Think: H.G. Wells’ “The Island of Dr. Moreau.” Or Jeff Goldblum when he comes of the transporter half-human and half-fly. And consider that the names Clive and Elsa come from the classic horror film, “Bride of Frankenstein.”

Clive and Elsa’s human hybrid turns out to be highly intelligent. In fact, she’s quite human-like, if you ignore the sleek feline form with bird-like haunches and serpentine tail. They name her Dren.

Writer-director Vincenzo Natali (“Cube”) says, “I think in reality Dren could exist. It’s just a question of whether people choose to do an experiment like that or not. I felt it was important with this film to just try and stay on a human scale and not go over the top with the creature design.”
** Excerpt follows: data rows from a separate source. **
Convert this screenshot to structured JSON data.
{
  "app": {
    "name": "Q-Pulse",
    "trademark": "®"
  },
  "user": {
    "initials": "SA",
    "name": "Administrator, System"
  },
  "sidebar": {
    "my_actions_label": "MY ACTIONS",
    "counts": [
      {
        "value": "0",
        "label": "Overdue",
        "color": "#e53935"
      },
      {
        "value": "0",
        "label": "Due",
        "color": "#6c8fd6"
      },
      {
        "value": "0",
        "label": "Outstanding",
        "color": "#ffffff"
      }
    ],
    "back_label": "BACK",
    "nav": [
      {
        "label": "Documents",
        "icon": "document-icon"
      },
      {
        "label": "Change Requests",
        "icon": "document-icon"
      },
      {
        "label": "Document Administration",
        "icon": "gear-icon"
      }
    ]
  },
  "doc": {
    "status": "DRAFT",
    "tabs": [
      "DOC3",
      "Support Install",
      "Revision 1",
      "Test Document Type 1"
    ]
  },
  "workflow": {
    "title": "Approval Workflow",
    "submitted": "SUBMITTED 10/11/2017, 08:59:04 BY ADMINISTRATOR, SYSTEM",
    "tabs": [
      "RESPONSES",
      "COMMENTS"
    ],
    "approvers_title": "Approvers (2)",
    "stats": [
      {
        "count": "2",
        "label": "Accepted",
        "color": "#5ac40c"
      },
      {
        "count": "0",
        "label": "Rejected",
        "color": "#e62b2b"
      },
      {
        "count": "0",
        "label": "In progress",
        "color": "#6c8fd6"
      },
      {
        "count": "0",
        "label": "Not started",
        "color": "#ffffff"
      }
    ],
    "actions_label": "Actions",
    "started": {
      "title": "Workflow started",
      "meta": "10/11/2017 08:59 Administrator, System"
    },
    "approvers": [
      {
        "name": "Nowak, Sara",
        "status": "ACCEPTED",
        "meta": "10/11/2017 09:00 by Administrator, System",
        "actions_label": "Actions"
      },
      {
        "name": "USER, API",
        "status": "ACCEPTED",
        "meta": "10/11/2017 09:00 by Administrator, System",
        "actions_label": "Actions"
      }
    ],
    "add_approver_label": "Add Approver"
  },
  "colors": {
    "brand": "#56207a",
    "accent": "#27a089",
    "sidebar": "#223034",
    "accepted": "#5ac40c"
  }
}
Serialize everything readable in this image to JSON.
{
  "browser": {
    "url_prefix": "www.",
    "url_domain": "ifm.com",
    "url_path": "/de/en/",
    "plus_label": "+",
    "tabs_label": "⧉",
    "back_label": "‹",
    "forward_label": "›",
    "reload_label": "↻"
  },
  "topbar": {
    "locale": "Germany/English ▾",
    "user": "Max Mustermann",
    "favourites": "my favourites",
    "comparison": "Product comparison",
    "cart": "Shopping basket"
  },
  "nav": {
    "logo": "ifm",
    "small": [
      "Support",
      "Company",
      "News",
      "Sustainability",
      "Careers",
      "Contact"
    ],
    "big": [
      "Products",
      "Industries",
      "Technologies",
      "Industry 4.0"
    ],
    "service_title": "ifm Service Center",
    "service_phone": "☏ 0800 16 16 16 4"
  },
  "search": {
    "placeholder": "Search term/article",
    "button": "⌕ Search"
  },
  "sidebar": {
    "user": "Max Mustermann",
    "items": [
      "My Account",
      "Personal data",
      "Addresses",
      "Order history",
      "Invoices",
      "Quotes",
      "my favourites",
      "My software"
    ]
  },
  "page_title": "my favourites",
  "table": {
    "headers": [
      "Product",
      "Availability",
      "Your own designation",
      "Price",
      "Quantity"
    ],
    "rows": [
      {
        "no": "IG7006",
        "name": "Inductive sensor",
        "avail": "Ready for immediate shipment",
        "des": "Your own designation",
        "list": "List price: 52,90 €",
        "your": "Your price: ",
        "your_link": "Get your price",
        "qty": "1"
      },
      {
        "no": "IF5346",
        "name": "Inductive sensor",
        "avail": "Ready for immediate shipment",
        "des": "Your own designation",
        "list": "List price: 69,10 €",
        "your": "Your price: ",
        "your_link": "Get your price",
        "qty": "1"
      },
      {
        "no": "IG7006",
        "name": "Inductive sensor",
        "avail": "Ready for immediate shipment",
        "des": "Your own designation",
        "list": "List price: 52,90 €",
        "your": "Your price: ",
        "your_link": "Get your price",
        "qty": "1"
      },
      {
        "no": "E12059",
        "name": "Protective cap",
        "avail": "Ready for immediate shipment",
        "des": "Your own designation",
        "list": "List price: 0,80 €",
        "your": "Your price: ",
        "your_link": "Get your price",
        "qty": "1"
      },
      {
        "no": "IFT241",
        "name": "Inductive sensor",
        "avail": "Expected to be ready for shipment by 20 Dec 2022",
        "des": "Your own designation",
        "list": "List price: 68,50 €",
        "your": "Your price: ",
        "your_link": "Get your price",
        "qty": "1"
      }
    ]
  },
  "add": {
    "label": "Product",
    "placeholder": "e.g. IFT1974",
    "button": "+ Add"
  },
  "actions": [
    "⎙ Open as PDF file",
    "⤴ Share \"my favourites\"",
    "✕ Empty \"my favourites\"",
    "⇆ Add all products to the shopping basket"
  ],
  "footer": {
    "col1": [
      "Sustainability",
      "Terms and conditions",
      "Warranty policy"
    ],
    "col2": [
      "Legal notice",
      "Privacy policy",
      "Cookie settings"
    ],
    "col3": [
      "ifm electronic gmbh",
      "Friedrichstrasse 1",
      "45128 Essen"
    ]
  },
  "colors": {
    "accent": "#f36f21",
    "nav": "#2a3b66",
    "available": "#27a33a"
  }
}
Creating the hybrid creature employed, uh, a hybrid of special effects techniques. “We just used everything,” says Natali. “We threw in the kitchen sink. She’s a puppet sometimes, sometimes she’s an actress, and sometimes she’s fully digital.”
The moral of the film? “It really is not about whether were going to do this, it’s really about how we’re going to do it. I think that’s the question the film asks. How do you deal with something like this? It’s a very loaded topic.”

In “Splice” our hapless scientists grow perhaps too fond of Dren (partly played by exotic Delphine Chaneac). But remember this is at heart a horror flick. Will they face the consequences of their folly as Dren develops into a deadly, winged monster?
Vincenzo Natali prophetically says, “Yeah, I hope this is a movie that gets under your skin.”
[from Solares Hill]